Before starting preparation, squeeze out mushroom juice (shiitake dash) and skim it through a tea strainer. Keep it aside.
Wash and cook 3 cups of Japanese rice with 3 cups of water. Turn the rice with a rice server when cooked. Keep it covered.
3. Seasoning Sauce Preparation:
Flambé sake in a sauce pan, add all other sauce ingredients, cook and keep on skimming the impurities. Cook it down to 2/3 of the original amount.
4. Chopping Ingredients:
Cut off stem and slice shiitake mushrooms thin as 1/8” wide
Slice scallion in a sharp angle to 1/8” wide
Slice onion in 1/4” wide
Slice chicken breast diagonally to prepare slices about 1/4” thick, 1”wide x 2” long
5. Cooking Instructions:
Sauté sliced onion with medium heat in a large pan•• until yellow, add chicken and cook both sides to 1/2 way done
6. Place shiitake mushroom slices on top, pour about 2/3 of the seasoning sauce (enough to cover all the ingredients) and cook until chicken is 2/3 done.
7. Turn the heat to medium high, pour beaten eggs evenly, scatter scallion (or Mitsuba) slices and cover the pan.
8. Serve rice in an ample size donburi bowl and flatten the top. Add some seasoning sauce for flavor.
9. When the eggs are almost done (Japanese way is to keep it runny a little bit), use a spatula to quarter the cooked topping, and slide it over the rice with the sauce.

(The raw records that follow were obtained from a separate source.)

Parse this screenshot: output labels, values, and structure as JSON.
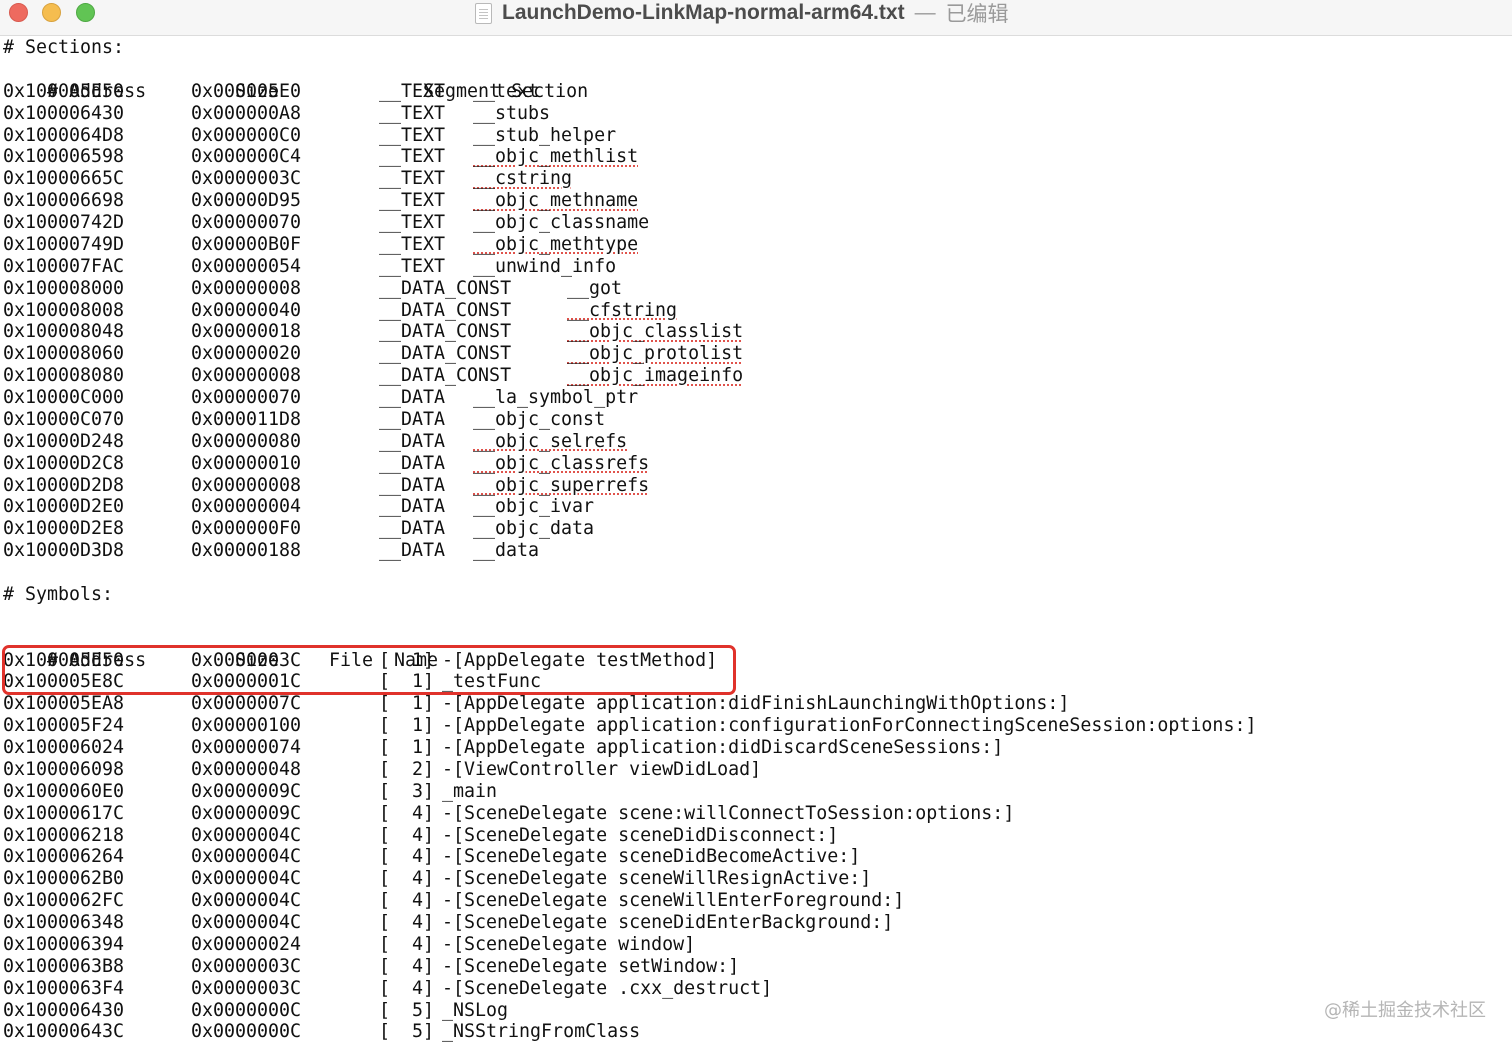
{
  "window": {
    "title": "LaunchDemo-LinkMap-normal-arm64.txt",
    "separator": "—",
    "status": "已编辑"
  },
  "sections": {
    "heading": "# Sections:",
    "columns": {
      "address": "# Address",
      "size": "Size",
      "segment": "Segment",
      "section": "Section"
    },
    "rows": [
      {
        "address": "0x100005E50",
        "size": "0x000005E0",
        "segment": "__TEXT",
        "section": "__text",
        "spell": false
      },
      {
        "address": "0x100006430",
        "size": "0x000000A8",
        "segment": "__TEXT",
        "section": "__stubs",
        "spell": false
      },
      {
        "address": "0x1000064D8",
        "size": "0x000000C0",
        "segment": "__TEXT",
        "section": "__stub_helper",
        "spell": false
      },
      {
        "address": "0x100006598",
        "size": "0x000000C4",
        "segment": "__TEXT",
        "section": "__objc_methlist",
        "spell": true
      },
      {
        "address": "0x10000665C",
        "size": "0x0000003C",
        "segment": "__TEXT",
        "section": "__cstring",
        "spell": true
      },
      {
        "address": "0x100006698",
        "size": "0x00000D95",
        "segment": "__TEXT",
        "section": "__objc_methname",
        "spell": true
      },
      {
        "address": "0x10000742D",
        "size": "0x00000070",
        "segment": "__TEXT",
        "section": "__objc_classname",
        "spell": false
      },
      {
        "address": "0x10000749D",
        "size": "0x00000B0F",
        "segment": "__TEXT",
        "section": "__objc_methtype",
        "spell": true
      },
      {
        "address": "0x100007FAC",
        "size": "0x00000054",
        "segment": "__TEXT",
        "section": "__unwind_info",
        "spell": false
      },
      {
        "address": "0x100008000",
        "size": "0x00000008",
        "segment": "__DATA_CONST",
        "section": "__got",
        "spell": false
      },
      {
        "address": "0x100008008",
        "size": "0x00000040",
        "segment": "__DATA_CONST",
        "section": "__cfstring",
        "spell": true
      },
      {
        "address": "0x100008048",
        "size": "0x00000018",
        "segment": "__DATA_CONST",
        "section": "__objc_classlist",
        "spell": true
      },
      {
        "address": "0x100008060",
        "size": "0x00000020",
        "segment": "__DATA_CONST",
        "section": "__objc_protolist",
        "spell": true
      },
      {
        "address": "0x100008080",
        "size": "0x00000008",
        "segment": "__DATA_CONST",
        "section": "__objc_imageinfo",
        "spell": true
      },
      {
        "address": "0x10000C000",
        "size": "0x00000070",
        "segment": "__DATA",
        "section": "__la_symbol_ptr",
        "spell": false
      },
      {
        "address": "0x10000C070",
        "size": "0x000011D8",
        "segment": "__DATA",
        "section": "__objc_const",
        "spell": false
      },
      {
        "address": "0x10000D248",
        "size": "0x00000080",
        "segment": "__DATA",
        "section": "__objc_selrefs",
        "spell": true
      },
      {
        "address": "0x10000D2C8",
        "size": "0x00000010",
        "segment": "__DATA",
        "section": "__objc_classrefs",
        "spell": true
      },
      {
        "address": "0x10000D2D8",
        "size": "0x00000008",
        "segment": "__DATA",
        "section": "__objc_superrefs",
        "spell": true
      },
      {
        "address": "0x10000D2E0",
        "size": "0x00000004",
        "segment": "__DATA",
        "section": "__objc_ivar",
        "spell": false
      },
      {
        "address": "0x10000D2E8",
        "size": "0x000000F0",
        "segment": "__DATA",
        "section": "__objc_data",
        "spell": false
      },
      {
        "address": "0x10000D3D8",
        "size": "0x00000188",
        "segment": "__DATA",
        "section": "__data",
        "spell": false
      }
    ]
  },
  "symbols": {
    "heading": "# Symbols:",
    "columns": {
      "address": "# Address",
      "size": "Size",
      "file": "File",
      "name": "Name"
    },
    "rows": [
      {
        "address": "0x100005E50",
        "size": "0x0000003C",
        "file": "[  1]",
        "name": "-[AppDelegate testMethod]"
      },
      {
        "address": "0x100005E8C",
        "size": "0x0000001C",
        "file": "[  1]",
        "name": "_testFunc"
      },
      {
        "address": "0x100005EA8",
        "size": "0x0000007C",
        "file": "[  1]",
        "name": "-[AppDelegate application:didFinishLaunchingWithOptions:]"
      },
      {
        "address": "0x100005F24",
        "size": "0x00000100",
        "file": "[  1]",
        "name": "-[AppDelegate application:configurationForConnectingSceneSession:options:]"
      },
      {
        "address": "0x100006024",
        "size": "0x00000074",
        "file": "[  1]",
        "name": "-[AppDelegate application:didDiscardSceneSessions:]"
      },
      {
        "address": "0x100006098",
        "size": "0x00000048",
        "file": "[  2]",
        "name": "-[ViewController viewDidLoad]"
      },
      {
        "address": "0x1000060E0",
        "size": "0x0000009C",
        "file": "[  3]",
        "name": "_main"
      },
      {
        "address": "0x10000617C",
        "size": "0x0000009C",
        "file": "[  4]",
        "name": "-[SceneDelegate scene:willConnectToSession:options:]"
      },
      {
        "address": "0x100006218",
        "size": "0x0000004C",
        "file": "[  4]",
        "name": "-[SceneDelegate sceneDidDisconnect:]"
      },
      {
        "address": "0x100006264",
        "size": "0x0000004C",
        "file": "[  4]",
        "name": "-[SceneDelegate sceneDidBecomeActive:]"
      },
      {
        "address": "0x1000062B0",
        "size": "0x0000004C",
        "file": "[  4]",
        "name": "-[SceneDelegate sceneWillResignActive:]"
      },
      {
        "address": "0x1000062FC",
        "size": "0x0000004C",
        "file": "[  4]",
        "name": "-[SceneDelegate sceneWillEnterForeground:]"
      },
      {
        "address": "0x100006348",
        "size": "0x0000004C",
        "file": "[  4]",
        "name": "-[SceneDelegate sceneDidEnterBackground:]"
      },
      {
        "address": "0x100006394",
        "size": "0x00000024",
        "file": "[  4]",
        "name": "-[SceneDelegate window]"
      },
      {
        "address": "0x1000063B8",
        "size": "0x0000003C",
        "file": "[  4]",
        "name": "-[SceneDelegate setWindow:]"
      },
      {
        "address": "0x1000063F4",
        "size": "0x0000003C",
        "file": "[  4]",
        "name": "-[SceneDelegate .cxx_destruct]"
      },
      {
        "address": "0x100006430",
        "size": "0x0000000C",
        "file": "[  5]",
        "name": "_NSLog"
      },
      {
        "address": "0x10000643C",
        "size": "0x0000000C",
        "file": "[  5]",
        "name": "_NSStringFromClass"
      }
    ]
  },
  "watermark": "@稀土掘金技术社区",
  "colors": {
    "highlight": "#e0322b",
    "spellcheck": "#e0534c"
  }
}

•• If you have a 5” to 6” skillet and matching cover, you will be able to prepare one serving at a time. Meshiagare! (Bon Appétit)